When embolizing cerebral aneurysms, dense coil packing may prevent recanalization but this may be influenced by the aneurysm morphology. We have analyzed retrospectively the relationship between anatomic features and the volumetric coil packing density. We analyzed 452 aneurysms in 434 patients treated by coil embolization without stenting, expressing packing density as volume embolization ratio (VER, volume of inserted coils/aneurysm volume). Six morphological variables (neck width, height, maximum diameter, dome to neck ratio (DNR), and aspect ratio), aneurysm location, and whether the aneurysm was ruptured or unruptured were analyzed with respect to dense (VER ≥20%) or loose (VER <20%) packing densities, using logistic regression analysis and ROC analysis. Among 452 aneurysms, VERs >20% were achieved for 272 aneurysms, with a mean VER of 24.7%. The mean VER of the remaining 180 aneurysms was 15.6%. In univariate analyses, the predictors for dense packing were having an anterior circulation, DNR, aspect ratio, and neck width. In multivariate analysis, the independent predictors were smaller neck width (odds ratio (OR) 0.8735; 95% confidence interval (CI) 0.7635-0.9993) and larger aspect ratio (OR 1.6679; 95% CI 1.0460-2.6594). ROC analysis showed optimal cutoff values for an aspect ratio of 1.35 (sensitivity 69.5%, specificity 51.7%) and a neck width of 3.13 mm (sensitivity 51.1%, specificity 27.8%). Although dense coil packing is still difficult to achieve in wide-necked aneurysms without the use of stents, packing with VER >20% is expected to be achieved when the height is 1.35 times larger than the neck width.
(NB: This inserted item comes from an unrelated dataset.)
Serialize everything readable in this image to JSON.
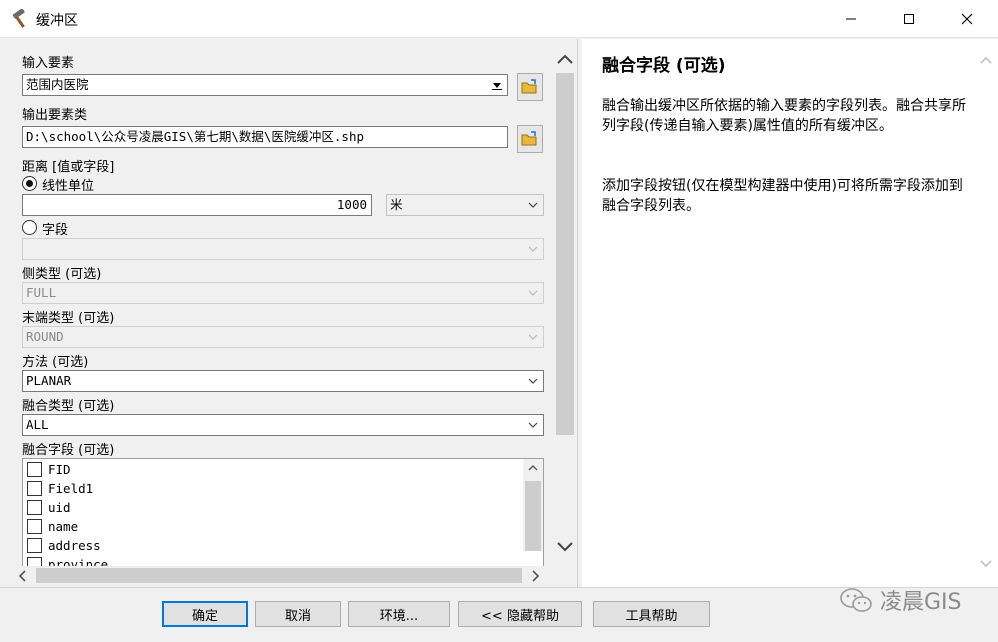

Abdominal aortic aneurysm (AAA) rupture is believed to occur when the mechanical stress acting on the wall exceeds the strength of the wall tissue. Therefore, knowledge of the AAA wall stress distribution could be useful in assessing its risk of rupture. In our research, a finite element analysis was used to determine the wall stresses both in idealized models and in a real clinical model in which the aorta was considered isotropic with nonlinear material properties and was loaded with a given pressure. In the idealized models, both maximum diameter and asymmetry were found to have substantial influence on the distribution of the wall stress. The thrombus inside the AAA was also found to help protecting the walls from high stresses. Using CT scans of the AAA, the actual geometry of the aneurysm was reconstructed and we found that wall tension increases on the flatter surface (typically corresponds to the posterior surface) and at the inflection points of the bulge. In addition to the static analysis, we also performed simulations of the effect of unsteady pressure wave propagation inside the aneurysm.
Hernandez, Juan L; Bélanger, Marie-Claude; Benoit-Biancamano, Marie-Odile; Girard, Christiane; Pibarot, Philippe
A 6-month-old German shepherd dog was referred for evaluation of a cardiac murmur. Upon physical examination, the auscultated heart rate was 120 beats/min, and a grade IV/VI systolic heart murmur with a point of maximal intensity over the left heart base radiating up the neck was heard. The standard echocardiographic examination showed subaortic stenosis and an anechoic tubular structure extending from the sinus of Valsalva to the left ventricular posterior wall. Aneurysmal left coronary artery (CA) was confirmed by angiography. The dog was euthanized and post-mortem examination showed severe dilatation of the proximal left CA and confirmed the subaortic stenosis. Histopathology did not demonstrate abnormalities in the walls of the CA, aorta or pulmonary artery. The exact cause of the CA aneurysmal dilation remains unknown. Subaortic stenosis, elevated coronary vascular resistance or a congenital anomaly may have contributed to the dilation. To our knowledge, coronary aneur